## Materials provided
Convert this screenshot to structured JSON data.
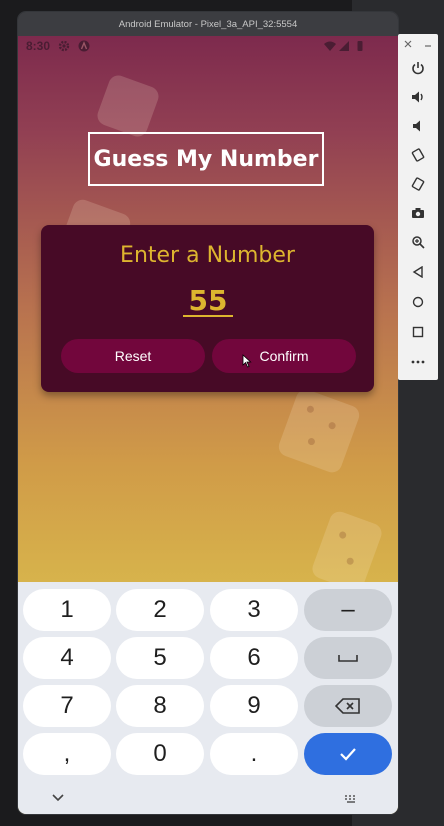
{
  "window": {
    "title": "Android Emulator - Pixel_3a_API_32:5554"
  },
  "statusbar": {
    "time": "8:30"
  },
  "app": {
    "title": "Guess My Number",
    "card_heading": "Enter a Number",
    "number_value": "55",
    "reset_label": "Reset",
    "confirm_label": "Confirm"
  },
  "keyboard": {
    "rows": [
      [
        "1",
        "2",
        "3",
        "–"
      ],
      [
        "4",
        "5",
        "6",
        "space"
      ],
      [
        "7",
        "8",
        "9",
        "backspace"
      ],
      [
        ",",
        "0",
        ".",
        "done"
      ]
    ],
    "labels": {
      "k1": "1",
      "k2": "2",
      "k3": "3",
      "k4": "4",
      "k5": "5",
      "k6": "6",
      "k7": "7",
      "k8": "8",
      "k9": "9",
      "k0": "0",
      "comma": ",",
      "dot": ".",
      "minus": "–"
    }
  },
  "toolbar": {
    "items": [
      "close",
      "minimize",
      "power",
      "volume-up",
      "volume-down",
      "rotate-left",
      "rotate-right",
      "camera",
      "zoom",
      "back",
      "home",
      "overview",
      "more"
    ]
  },
  "colors": {
    "card_bg": "#470a26",
    "accent_gold": "#ddb52f",
    "button_bg": "#72063c",
    "enter_key": "#2f6fe0"
  }
}
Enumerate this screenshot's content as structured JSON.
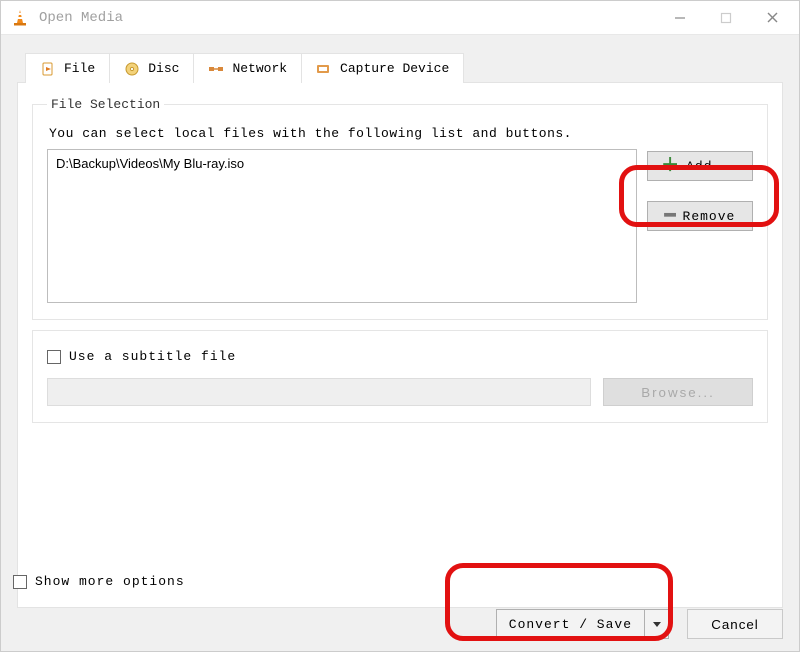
{
  "window": {
    "title": "Open Media"
  },
  "tabs": {
    "file": {
      "label": "File"
    },
    "disc": {
      "label": "Disc"
    },
    "network": {
      "label": "Network"
    },
    "capture": {
      "label": "Capture Device"
    }
  },
  "file_selection": {
    "legend": "File Selection",
    "helper": "You can select local files with the following list and buttons.",
    "files": [
      "D:\\Backup\\Videos\\My Blu-ray.iso"
    ],
    "add_label": "Add...",
    "remove_label": "Remove"
  },
  "subtitle": {
    "checkbox_label": "Use a subtitle file",
    "browse_label": "Browse..."
  },
  "more_options_label": "Show more options",
  "actions": {
    "convert_label": "Convert / Save",
    "cancel_label": "Cancel"
  },
  "icons": {
    "plus_glyph": "＋",
    "minus_glyph": "━"
  }
}
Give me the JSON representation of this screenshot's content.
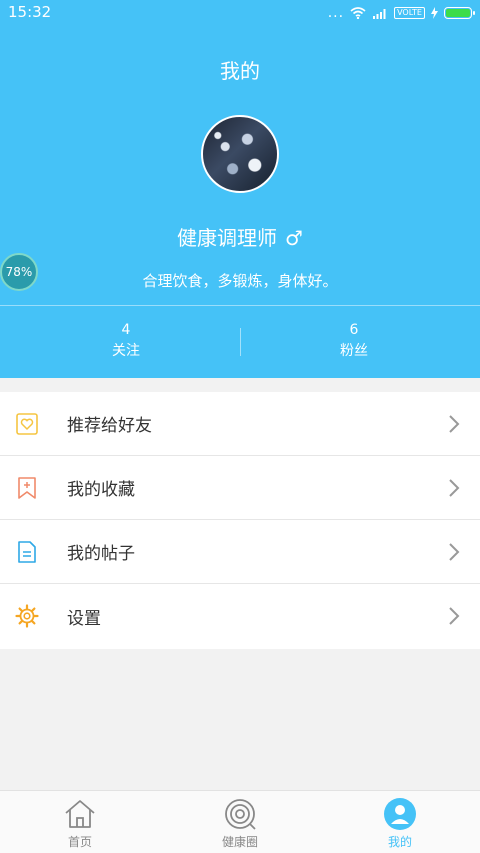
{
  "status_bar": {
    "time": "15:32",
    "dots": "...",
    "volte": "VOLTE"
  },
  "header": {
    "title": "我的"
  },
  "profile": {
    "name": "健康调理师",
    "gender_symbol": "♂",
    "bio": "合理饮食，多锻炼，身体好。"
  },
  "stats": [
    {
      "value": "4",
      "label": "关注"
    },
    {
      "value": "6",
      "label": "粉丝"
    }
  ],
  "floating_ball": {
    "text": "78%"
  },
  "menu": [
    {
      "label": "推荐给好友",
      "icon": "heart-card-icon"
    },
    {
      "label": "我的收藏",
      "icon": "bookmark-plus-icon"
    },
    {
      "label": "我的帖子",
      "icon": "document-icon"
    },
    {
      "label": "设置",
      "icon": "gear-icon"
    }
  ],
  "tabbar": [
    {
      "label": "首页",
      "icon": "home-icon"
    },
    {
      "label": "健康圈",
      "icon": "target-circle-icon"
    },
    {
      "label": "我的",
      "icon": "user-icon",
      "active": true
    }
  ],
  "colors": {
    "primary": "#45c2f7",
    "tab_inactive": "#888888",
    "heart_icon": "#f5c542",
    "bookmark_icon": "#f08a6a",
    "document_icon": "#2ea8e6",
    "gear_icon": "#f5a623"
  }
}
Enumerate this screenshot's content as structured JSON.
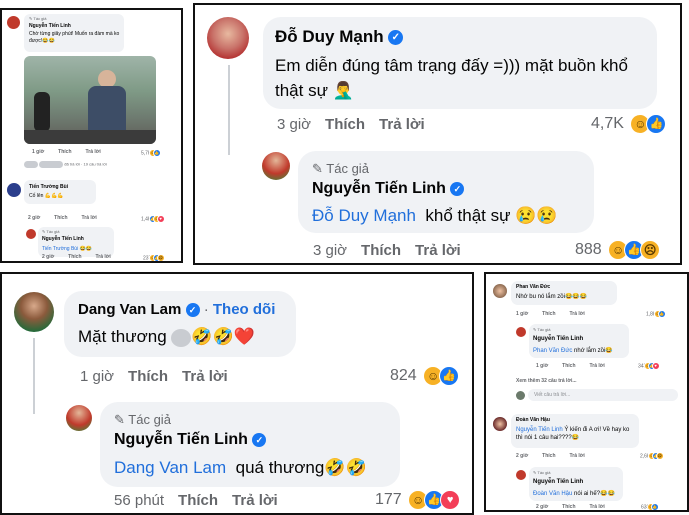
{
  "p1": {
    "author_label": "Tác giả",
    "author_name": "Nguyễn Tiến Linh",
    "post_text": "Chờ từng giây phút! Muốn ra đàm mà ko được!😂😂",
    "post_time": "1 giờ",
    "post_like": "Thích",
    "post_reply": "Trả lời",
    "post_count": "5,7K",
    "hidden_suffix": "đã trả lời · 19 câu trả lời",
    "c1_name": "Tiến Trường Bùi",
    "c1_text": "Cố lên 💪💪💪",
    "c1_time": "2 giờ",
    "c1_like": "Thích",
    "c1_reply": "Trả lời",
    "c1_count": "1,4K",
    "r1_author_label": "Tác giả",
    "r1_name": "Nguyễn Tiến Linh",
    "r1_mention": "Tiến Trường Bùi",
    "r1_emoji": "😂😂",
    "r1_time": "2 giờ",
    "r1_like": "Thích",
    "r1_reply": "Trả lời",
    "r1_count": "237"
  },
  "p2": {
    "c_name": "Đỗ Duy Mạnh",
    "c_text": "Em diễn đúng tâm trạng đấy =))) mặt buồn khổ thật sự 🤦‍♂️",
    "c_time": "3 giờ",
    "c_like": "Thích",
    "c_reply": "Trả lời",
    "c_count": "4,7K",
    "r_author_label": "Tác giả",
    "r_name": "Nguyễn Tiến Linh",
    "r_mention": "Đỗ Duy Mạnh",
    "r_text": "khổ thật sự 😢😢",
    "r_time": "3 giờ",
    "r_like": "Thích",
    "r_reply": "Trả lời",
    "r_count": "888"
  },
  "p3": {
    "c_name": "Dang Van Lam",
    "c_follow": "Theo dõi",
    "c_text": "Mặt thương",
    "c_emoji": "🤣🤣❤️",
    "c_time": "1 giờ",
    "c_like": "Thích",
    "c_reply": "Trả lời",
    "c_count": "824",
    "r_author_label": "Tác giả",
    "r_name": "Nguyễn Tiến Linh",
    "r_mention": "Dang Van Lam",
    "r_text": "quá thương🤣🤣",
    "r_time": "56 phút",
    "r_like": "Thích",
    "r_reply": "Trả lời",
    "r_count": "177"
  },
  "p4": {
    "c1_name": "Phan Văn Đức",
    "c1_text": "Nhớ bu nó lắm zồi😂😂😂",
    "c1_time": "1 giờ",
    "c1_like": "Thích",
    "c1_reply": "Trả lời",
    "c1_count": "1,8K",
    "r1_author_label": "Tác giả",
    "r1_name": "Nguyễn Tiến Linh",
    "r1_mention": "Phan Văn Đức",
    "r1_text": "nhớ lắm zồi😂",
    "r1_time": "1 giờ",
    "r1_like": "Thích",
    "r1_reply": "Trả lời",
    "r1_count": "343",
    "more_replies": "Xem thêm 32 câu trả lời...",
    "write_placeholder": "Viết câu trả lời...",
    "c2_name": "Đoàn Văn Hậu",
    "c2_mention": "Nguyễn Tiến Linh",
    "c2_text": "Ý kiến đi A ơi! Về hay ko thì nói 1 câu hai????😂",
    "c2_time": "2 giờ",
    "c2_like": "Thích",
    "c2_reply": "Trả lời",
    "c2_count": "2,6K",
    "r2_author_label": "Tác giả",
    "r2_name": "Nguyễn Tiến Linh",
    "r2_mention": "Đoàn Văn Hậu",
    "r2_text": "nói ai hế?😂😂",
    "r2_time": "2 giờ",
    "r2_like": "Thích",
    "r2_reply": "Trả lời",
    "r2_count": "638"
  }
}
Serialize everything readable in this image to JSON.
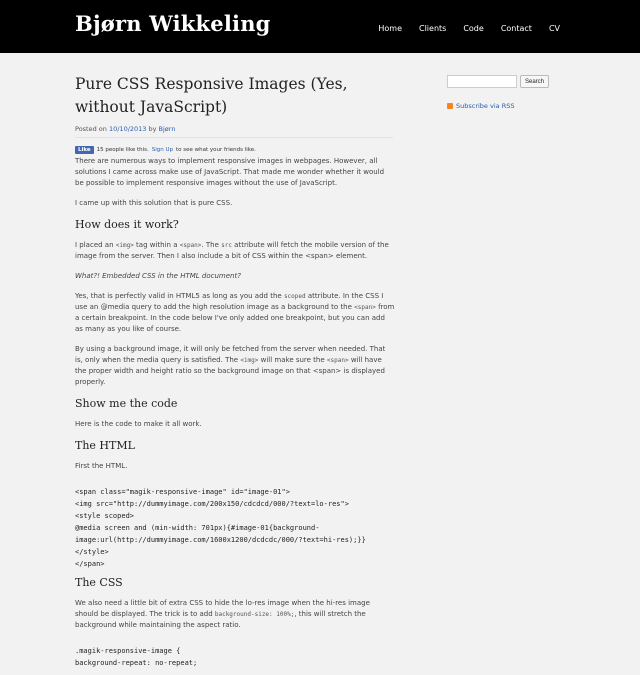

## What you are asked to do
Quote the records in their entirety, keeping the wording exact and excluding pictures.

## The answer
Convert this screenshot to structured JSON data.
{
  "window": {
    "title": "Android Emulator - Pixel_3a_API_32:5554"
  },
  "statusbar": {
    "time": "8:30"
  },
  "app": {
    "title": "Guess My Number",
    "card_heading": "Enter a Number",
    "number_value": "55",
    "reset_label": "Reset",
    "confirm_label": "Confirm"
  },
  "keyboard": {
    "rows": [
      [
        "1",
        "2",
        "3",
        "–"
      ],
      [
        "4",
        "5",
        "6",
        "space"
      ],
      [
        "7",
        "8",
        "9",
        "backspace"
      ],
      [
        ",",
        "0",
        ".",
        "done"
      ]
    ],
    "labels": {
      "k1": "1",
      "k2": "2",
      "k3": "3",
      "k4": "4",
      "k5": "5",
      "k6": "6",
      "k7": "7",
      "k8": "8",
      "k9": "9",
      "k0": "0",
      "comma": ",",
      "dot": ".",
      "minus": "–"
    }
  },
  "toolbar": {
    "items": [
      "close",
      "minimize",
      "power",
      "volume-up",
      "volume-down",
      "rotate-left",
      "rotate-right",
      "camera",
      "zoom",
      "back",
      "home",
      "overview",
      "more"
    ]
  },
  "colors": {
    "card_bg": "#470a26",
    "accent_gold": "#ddb52f",
    "button_bg": "#72063c",
    "enter_key": "#2f6fe0"
  }
}
Enumerate this screenshot's content as structured JSON.
{
  "window": {
    "title": "Open Media"
  },
  "tabs": {
    "file": {
      "label": "File"
    },
    "disc": {
      "label": "Disc"
    },
    "network": {
      "label": "Network"
    },
    "capture": {
      "label": "Capture Device"
    }
  },
  "file_selection": {
    "legend": "File Selection",
    "helper": "You can select local files with the following list and buttons.",
    "files": [
      "D:\\Backup\\Videos\\My Blu-ray.iso"
    ],
    "add_label": "Add...",
    "remove_label": "Remove"
  },
  "subtitle": {
    "checkbox_label": "Use a subtitle file",
    "browse_label": "Browse..."
  },
  "more_options_label": "Show more options",
  "actions": {
    "convert_label": "Convert / Save",
    "cancel_label": "Cancel"
  },
  "icons": {
    "plus_glyph": "＋",
    "minus_glyph": "━"
  }
}
Give me the JSON representation of this screenshot's content.
{
  "status_bar": {
    "time": "15:32",
    "dots": "...",
    "volte": "VOLTE"
  },
  "header": {
    "title": "我的"
  },
  "profile": {
    "name": "健康调理师",
    "gender_symbol": "♂",
    "bio": "合理饮食，多锻炼，身体好。"
  },
  "stats": [
    {
      "value": "4",
      "label": "关注"
    },
    {
      "value": "6",
      "label": "粉丝"
    }
  ],
  "floating_ball": {
    "text": "78%"
  },
  "menu": [
    {
      "label": "推荐给好友",
      "icon": "heart-card-icon"
    },
    {
      "label": "我的收藏",
      "icon": "bookmark-plus-icon"
    },
    {
      "label": "我的帖子",
      "icon": "document-icon"
    },
    {
      "label": "设置",
      "icon": "gear-icon"
    }
  ],
  "tabbar": [
    {
      "label": "首页",
      "icon": "home-icon"
    },
    {
      "label": "健康圈",
      "icon": "target-circle-icon"
    },
    {
      "label": "我的",
      "icon": "user-icon",
      "active": true
    }
  ],
  "colors": {
    "primary": "#45c2f7",
    "tab_inactive": "#888888",
    "heart_icon": "#f5c542",
    "bookmark_icon": "#f08a6a",
    "document_icon": "#2ea8e6",
    "gear_icon": "#f5a623"
  }
}
Enumerate this screenshot's content as structured JSON.
{
  "p1": {
    "author_label": "Tác giả",
    "author_name": "Nguyễn Tiến Linh",
    "post_text": "Chờ từng giây phút! Muốn ra đàm mà ko được!😂😂",
    "post_time": "1 giờ",
    "post_like": "Thích",
    "post_reply": "Trả lời",
    "post_count": "5,7K",
    "hidden_suffix": "đã trả lời · 19 câu trả lời",
    "c1_name": "Tiến Trường Bùi",
    "c1_text": "Cố lên 💪💪💪",
    "c1_time": "2 giờ",
    "c1_like": "Thích",
    "c1_reply": "Trả lời",
    "c1_count": "1,4K",
    "r1_author_label": "Tác giả",
    "r1_name": "Nguyễn Tiến Linh",
    "r1_mention": "Tiến Trường Bùi",
    "r1_emoji": "😂😂",
    "r1_time": "2 giờ",
    "r1_like": "Thích",
    "r1_reply": "Trả lời",
    "r1_count": "237"
  },
  "p2": {
    "c_name": "Đỗ Duy Mạnh",
    "c_text": "Em diễn đúng tâm trạng đấy =))) mặt buồn khổ thật sự 🤦‍♂️",
    "c_time": "3 giờ",
    "c_like": "Thích",
    "c_reply": "Trả lời",
    "c_count": "4,7K",
    "r_author_label": "Tác giả",
    "r_name": "Nguyễn Tiến Linh",
    "r_mention": "Đỗ Duy Mạnh",
    "r_text": "khổ thật sự 😢😢",
    "r_time": "3 giờ",
    "r_like": "Thích",
    "r_reply": "Trả lời",
    "r_count": "888"
  },
  "p3": {
    "c_name": "Dang Van Lam",
    "c_follow": "Theo dõi",
    "c_text": "Mặt thương",
    "c_emoji": "🤣🤣❤️",
    "c_time": "1 giờ",
    "c_like": "Thích",
    "c_reply": "Trả lời",
    "c_count": "824",
    "r_author_label": "Tác giả",
    "r_name": "Nguyễn Tiến Linh",
    "r_mention": "Dang Van Lam",
    "r_text": "quá thương🤣🤣",
    "r_time": "56 phút",
    "r_like": "Thích",
    "r_reply": "Trả lời",
    "r_count": "177"
  },
  "p4": {
    "c1_name": "Phan Văn Đức",
    "c1_text": "Nhớ bu nó lắm zồi😂😂😂",
    "c1_time": "1 giờ",
    "c1_like": "Thích",
    "c1_reply": "Trả lời",
    "c1_count": "1,8K",
    "r1_author_label": "Tác giả",
    "r1_name": "Nguyễn Tiến Linh",
    "r1_mention": "Phan Văn Đức",
    "r1_text": "nhớ lắm zồi😂",
    "r1_time": "1 giờ",
    "r1_like": "Thích",
    "r1_reply": "Trả lời",
    "r1_count": "343",
    "more_replies": "Xem thêm 32 câu trả lời...",
    "write_placeholder": "Viết câu trả lời...",
    "c2_name": "Đoàn Văn Hậu",
    "c2_mention": "Nguyễn Tiến Linh",
    "c2_text": "Ý kiến đi A ơi! Về hay ko thì nói 1 câu hai????😂",
    "c2_time": "2 giờ",
    "c2_like": "Thích",
    "c2_reply": "Trả lời",
    "c2_count": "2,6K",
    "r2_author_label": "Tác giả",
    "r2_name": "Nguyễn Tiến Linh",
    "r2_mention": "Đoàn Văn Hậu",
    "r2_text": "nói ai hế?😂😂",
    "r2_time": "2 giờ",
    "r2_like": "Thích",
    "r2_reply": "Trả lời",
    "r2_count": "638"
  }
}
Serialize everything readable in this image to JSON.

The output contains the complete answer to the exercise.